History of the Jesuits
After its founding in 1540, the Society of Jesus grew rapidly and assumed an important role in the renewal of the Catholic Church. Jesuits were educators, scholars, and missionaries throughout the world. They were also preachers and catechists who devoted themselves to the young, the sick, prisoners, prostitutes, and soldiers. They were often called upon to be confessors to the ruling families of Europe. By the time of Ignatius's death in 1556, there were about a thousand Jesuits. One century later, there were over fifteen thousand; near the end of the following century, almost twenty-three thousand.
As time passed, because of the high visibility of the Jesuits among religious orders, their strong defense of the papacy, their work in the missions on behalf of the indigenous peoples, their apparent power at royal courts and in the Church as well as because of their own pride and occasional failings in judgment, they aroused the hostility of many lay and clerical adversaries.
In 1773, bowing to heavy pressure from the courts of France, Spain, Portugal, and Naples, Clement XIV issued a document suppressing the Society of Jesus. He noted that he did so to maintain peace and tranquility within the Church. He listed the charges against the Society, but made no judgment about their accuracy, and avoided making any condemnation of the Society itself. Jesuit houses and colleges everywhere were seized by the local authorities. Some Jesuits were imprisoned; some were driven into exile. The superior general of the Society, Lorenzo Ricci, was imprisoned in Castel Sant'Angelo where he died two years later.
The Jesuits maintained their corporate identity only in Russia where the Empress Catherine, for her own political reasons, would not allow the papal decree to have its full effect. In the early nineteenth century, novices were admitted to the Society in various parts of the world, including the United States, through affiliation with the Society in Russia.
On August 7, 1814, Pope Pius VII, responding to the desires of those who wished the Jesuits to resume work in education and in the foreign missions, restored the Society throughout the world. By the end of the century Jesuit schools and missions were as numerous as before 1773.

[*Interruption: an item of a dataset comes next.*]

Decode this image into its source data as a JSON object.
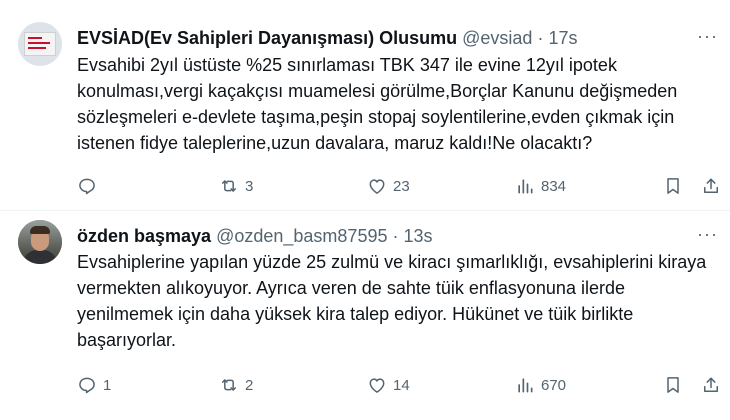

Today, the Society of Jesus has nearly twenty-five thousand members world-wide. Its members dedicate themselves to the service of the Church under their superior general, Very Rev. Peter-Hans Kolvenbach. Through its missions, its parishes, and its educational institutions, it lives out a world-affirming commitment to the service of faith and the promotion of justice.